So I'm not one of those angry expats who has nothing nice to say about the U.S. Granted, I found
myself apologizing a lot when Bush was still in office. I'd give a shrug and say "Sorry. I didn't vote for the guy!" Obama, thank you very much for many things, but most of all for sparing me the constant impossible explanation of my country's politics.
A true West Coast person, I love going home to California. Everyone is so amazingly friendly and open, chatting in the check-out line, making comments about how cute my daughters are. This just never happens in Berlin. Here are the negative sides of Berlin:
1. The weather sucks. (That is, unless you don't mind seeing the sun for months on end!!!)
2. People are generally really closed off and unfriendly. They often talk about how "shallow" Americans are, giving compliments all the time, but when you talk to them about it you realize it is because they think they are unnecessarily friendly. Strangers are enemies and many people have quotas on how many friends they can have (from hardcore Berliners I have so often heard the sentence, "So-and-so is really cool and nice, but I already have enough friends." WTF???)
3. People are often R-U-D-E. Examples: They bump into you (and I'm talking hard enough to leave a bruise...)and don't say excuse me. They start bitching at you out of the blue about crossing the street on red, if they don't like how you're riding your bicycle or (and this one really pisses me off!)they think your child is not being held correctly. They often only help reluctantly if, say, you have a big-ass baby buggy and you are trying to open a door.

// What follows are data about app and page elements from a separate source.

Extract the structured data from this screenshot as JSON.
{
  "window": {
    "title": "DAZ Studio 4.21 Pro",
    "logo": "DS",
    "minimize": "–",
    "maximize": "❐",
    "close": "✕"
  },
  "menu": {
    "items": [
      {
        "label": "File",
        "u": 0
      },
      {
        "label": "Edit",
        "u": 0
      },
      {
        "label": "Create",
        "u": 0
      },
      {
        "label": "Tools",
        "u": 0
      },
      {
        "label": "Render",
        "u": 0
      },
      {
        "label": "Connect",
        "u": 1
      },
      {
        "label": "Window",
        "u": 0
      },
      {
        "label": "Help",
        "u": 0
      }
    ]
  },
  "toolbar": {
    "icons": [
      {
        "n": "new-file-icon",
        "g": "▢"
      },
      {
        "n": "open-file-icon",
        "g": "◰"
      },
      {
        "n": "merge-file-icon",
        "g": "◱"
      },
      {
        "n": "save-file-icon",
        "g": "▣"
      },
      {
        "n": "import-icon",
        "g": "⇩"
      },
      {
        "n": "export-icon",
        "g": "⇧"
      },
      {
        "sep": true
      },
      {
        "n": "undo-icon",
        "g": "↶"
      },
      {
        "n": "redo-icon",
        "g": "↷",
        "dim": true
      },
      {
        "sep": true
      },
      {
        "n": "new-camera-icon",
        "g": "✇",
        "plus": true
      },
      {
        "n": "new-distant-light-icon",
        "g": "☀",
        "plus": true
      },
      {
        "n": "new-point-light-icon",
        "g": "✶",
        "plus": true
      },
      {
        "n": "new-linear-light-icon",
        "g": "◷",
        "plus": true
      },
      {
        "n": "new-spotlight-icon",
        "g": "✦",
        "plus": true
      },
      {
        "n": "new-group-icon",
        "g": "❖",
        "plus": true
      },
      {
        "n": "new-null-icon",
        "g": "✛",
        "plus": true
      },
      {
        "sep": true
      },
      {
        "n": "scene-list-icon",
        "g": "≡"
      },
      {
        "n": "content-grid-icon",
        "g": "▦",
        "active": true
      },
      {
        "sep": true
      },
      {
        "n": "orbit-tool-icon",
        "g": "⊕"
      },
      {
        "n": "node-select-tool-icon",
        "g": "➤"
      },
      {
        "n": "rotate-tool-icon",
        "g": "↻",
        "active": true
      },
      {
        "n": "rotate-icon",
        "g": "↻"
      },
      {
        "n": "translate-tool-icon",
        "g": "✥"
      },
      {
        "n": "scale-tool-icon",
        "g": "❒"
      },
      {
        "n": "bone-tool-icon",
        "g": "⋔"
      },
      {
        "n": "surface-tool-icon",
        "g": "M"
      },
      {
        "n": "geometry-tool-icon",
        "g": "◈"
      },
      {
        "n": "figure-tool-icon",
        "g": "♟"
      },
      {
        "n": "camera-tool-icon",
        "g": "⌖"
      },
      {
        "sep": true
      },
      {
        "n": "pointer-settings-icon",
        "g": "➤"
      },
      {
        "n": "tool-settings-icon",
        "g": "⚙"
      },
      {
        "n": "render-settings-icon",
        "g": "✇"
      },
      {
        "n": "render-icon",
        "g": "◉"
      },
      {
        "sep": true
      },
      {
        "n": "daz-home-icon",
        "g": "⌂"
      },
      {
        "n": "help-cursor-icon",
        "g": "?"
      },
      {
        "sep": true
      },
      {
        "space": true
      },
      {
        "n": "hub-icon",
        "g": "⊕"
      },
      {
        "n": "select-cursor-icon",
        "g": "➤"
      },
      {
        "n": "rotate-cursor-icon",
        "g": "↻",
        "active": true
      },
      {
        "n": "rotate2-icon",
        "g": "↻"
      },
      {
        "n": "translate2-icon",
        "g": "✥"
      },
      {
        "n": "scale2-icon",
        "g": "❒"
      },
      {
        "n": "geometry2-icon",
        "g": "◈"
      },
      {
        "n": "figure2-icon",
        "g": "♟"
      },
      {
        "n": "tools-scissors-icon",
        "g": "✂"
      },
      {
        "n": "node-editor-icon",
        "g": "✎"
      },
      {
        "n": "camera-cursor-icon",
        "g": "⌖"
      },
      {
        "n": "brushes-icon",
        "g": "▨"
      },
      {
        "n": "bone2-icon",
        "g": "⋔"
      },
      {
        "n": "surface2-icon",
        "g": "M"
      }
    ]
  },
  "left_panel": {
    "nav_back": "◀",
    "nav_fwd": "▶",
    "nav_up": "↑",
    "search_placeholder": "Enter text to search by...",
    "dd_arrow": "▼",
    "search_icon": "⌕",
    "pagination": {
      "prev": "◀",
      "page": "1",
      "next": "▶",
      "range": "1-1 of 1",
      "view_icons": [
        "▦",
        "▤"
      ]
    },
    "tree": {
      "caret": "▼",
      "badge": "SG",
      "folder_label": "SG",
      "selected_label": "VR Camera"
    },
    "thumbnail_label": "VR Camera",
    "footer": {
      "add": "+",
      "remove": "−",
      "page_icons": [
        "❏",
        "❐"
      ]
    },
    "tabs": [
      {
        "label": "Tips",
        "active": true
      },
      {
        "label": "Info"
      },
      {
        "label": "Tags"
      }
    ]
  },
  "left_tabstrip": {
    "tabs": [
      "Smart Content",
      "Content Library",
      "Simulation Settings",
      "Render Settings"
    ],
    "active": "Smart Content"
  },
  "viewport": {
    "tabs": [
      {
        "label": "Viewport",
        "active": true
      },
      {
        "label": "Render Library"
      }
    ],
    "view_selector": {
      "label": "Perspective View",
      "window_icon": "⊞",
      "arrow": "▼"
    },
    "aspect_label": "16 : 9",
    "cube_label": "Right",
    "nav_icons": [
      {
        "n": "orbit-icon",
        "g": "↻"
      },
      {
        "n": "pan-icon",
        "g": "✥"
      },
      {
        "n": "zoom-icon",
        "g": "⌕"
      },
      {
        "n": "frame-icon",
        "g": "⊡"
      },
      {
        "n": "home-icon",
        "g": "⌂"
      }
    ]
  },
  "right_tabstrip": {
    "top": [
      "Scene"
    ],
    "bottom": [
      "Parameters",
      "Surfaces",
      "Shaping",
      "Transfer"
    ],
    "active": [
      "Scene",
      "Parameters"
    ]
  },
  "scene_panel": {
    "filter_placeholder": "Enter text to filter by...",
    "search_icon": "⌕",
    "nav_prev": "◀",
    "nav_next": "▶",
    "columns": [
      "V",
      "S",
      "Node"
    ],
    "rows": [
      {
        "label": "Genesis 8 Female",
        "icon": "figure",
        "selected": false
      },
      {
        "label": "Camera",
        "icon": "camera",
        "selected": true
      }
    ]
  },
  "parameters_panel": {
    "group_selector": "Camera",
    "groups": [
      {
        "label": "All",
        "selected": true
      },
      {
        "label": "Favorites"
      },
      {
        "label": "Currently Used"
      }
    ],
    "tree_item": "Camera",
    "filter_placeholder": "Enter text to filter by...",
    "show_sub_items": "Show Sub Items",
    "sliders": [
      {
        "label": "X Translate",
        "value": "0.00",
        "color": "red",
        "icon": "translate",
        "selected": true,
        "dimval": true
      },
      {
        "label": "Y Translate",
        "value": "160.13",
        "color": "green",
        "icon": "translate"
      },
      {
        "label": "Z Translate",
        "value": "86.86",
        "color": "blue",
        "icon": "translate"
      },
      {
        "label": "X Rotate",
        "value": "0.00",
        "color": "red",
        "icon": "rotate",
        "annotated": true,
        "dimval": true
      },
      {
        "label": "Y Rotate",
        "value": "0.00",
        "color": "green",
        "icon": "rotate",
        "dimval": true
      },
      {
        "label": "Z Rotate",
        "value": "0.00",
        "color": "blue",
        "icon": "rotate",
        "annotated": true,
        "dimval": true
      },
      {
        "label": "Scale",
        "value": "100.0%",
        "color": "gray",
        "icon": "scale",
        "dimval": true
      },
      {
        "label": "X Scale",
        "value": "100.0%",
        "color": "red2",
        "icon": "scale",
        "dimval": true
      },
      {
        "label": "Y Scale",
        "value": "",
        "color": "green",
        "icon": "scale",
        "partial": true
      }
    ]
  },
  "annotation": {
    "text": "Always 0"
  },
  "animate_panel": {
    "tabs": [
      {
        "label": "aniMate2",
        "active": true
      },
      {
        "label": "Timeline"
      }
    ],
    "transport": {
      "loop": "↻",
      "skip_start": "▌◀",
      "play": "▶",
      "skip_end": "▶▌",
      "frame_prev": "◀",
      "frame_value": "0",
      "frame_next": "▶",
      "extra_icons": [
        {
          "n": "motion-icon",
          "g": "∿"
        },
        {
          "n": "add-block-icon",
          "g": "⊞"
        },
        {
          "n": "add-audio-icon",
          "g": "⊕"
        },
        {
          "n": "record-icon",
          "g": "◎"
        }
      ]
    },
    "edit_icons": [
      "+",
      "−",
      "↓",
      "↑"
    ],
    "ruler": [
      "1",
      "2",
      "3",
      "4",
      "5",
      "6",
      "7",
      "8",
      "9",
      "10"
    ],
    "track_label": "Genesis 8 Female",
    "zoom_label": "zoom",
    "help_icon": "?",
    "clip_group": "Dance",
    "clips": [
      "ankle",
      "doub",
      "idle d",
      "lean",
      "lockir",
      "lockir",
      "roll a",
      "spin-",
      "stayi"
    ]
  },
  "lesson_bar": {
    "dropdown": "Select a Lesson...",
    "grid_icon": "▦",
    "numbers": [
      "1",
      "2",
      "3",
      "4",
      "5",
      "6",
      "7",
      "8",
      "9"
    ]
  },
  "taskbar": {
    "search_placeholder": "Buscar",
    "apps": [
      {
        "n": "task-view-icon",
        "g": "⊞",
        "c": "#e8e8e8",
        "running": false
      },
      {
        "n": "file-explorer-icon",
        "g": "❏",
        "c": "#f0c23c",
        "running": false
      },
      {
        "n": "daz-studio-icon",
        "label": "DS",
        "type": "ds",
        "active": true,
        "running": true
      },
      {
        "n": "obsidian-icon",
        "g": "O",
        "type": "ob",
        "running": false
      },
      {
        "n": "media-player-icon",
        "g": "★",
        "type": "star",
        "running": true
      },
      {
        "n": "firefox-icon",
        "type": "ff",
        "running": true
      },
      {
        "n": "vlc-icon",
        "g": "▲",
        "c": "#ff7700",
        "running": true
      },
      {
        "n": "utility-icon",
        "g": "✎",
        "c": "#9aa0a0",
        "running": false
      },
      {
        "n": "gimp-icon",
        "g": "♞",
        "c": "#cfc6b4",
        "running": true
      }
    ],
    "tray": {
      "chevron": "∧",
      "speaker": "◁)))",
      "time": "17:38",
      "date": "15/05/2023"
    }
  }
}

4. Occasionally, they are arrogant U.S. haters who talk about what a bunch of savages we are. I mean, there are definitely a lot of things that can be criticized and I can take the criticism if it warranted but their examples are nearly always tired stereotypes and more often than not the most time they ever spent in the country was a two week visit to New York City when they were 15....
So, what's the reason that I've stayed here so long. Simple: IT'S DAMN DIRT CHEAP!!!!!!!!!!
I'm a big city person, but if I lived in San Francisco or New York I would be paying the same amount for a room that my husband and I pay for our three bedroom apartment. Here are some pictures of the place:
Gorgeous Altbau (Victorian), 107 square meters, three bedrooms, a very large living room and, get this, the rent costs less than 1000 Euros a month! And this is in the nice neighborhood of Kreuzberg 61. A similiar sized place could be had for a lot less in a neighborhood like Neukoelln.
In case this post inspires someone to pack their bags and move here (as it should...), I'm telling you, Kreuzberg is where it's at. Kreuzberg 36 or Wrangelkiez if you are young with no kids. Kreuzberg 61 if you are a little bit older, have kids, or shy away from urban grit but still like living in an urban place. A lot of Americans come here and immediately move to Prenzlauerberg, but I've always found the neighborhood overrated. As an American friend said recently, "It is pretentious, concrete-filled, and far away from any water."
As far as the negative sides of the city, you learn to live with them (and can bond over complaining about them.) Besides, there are also lots of cool people here from other, more relaxed parts of Germany as well as from all over the world, so it's just a question of finding them.....
Berlin, ach, wie ich dich liebe!!!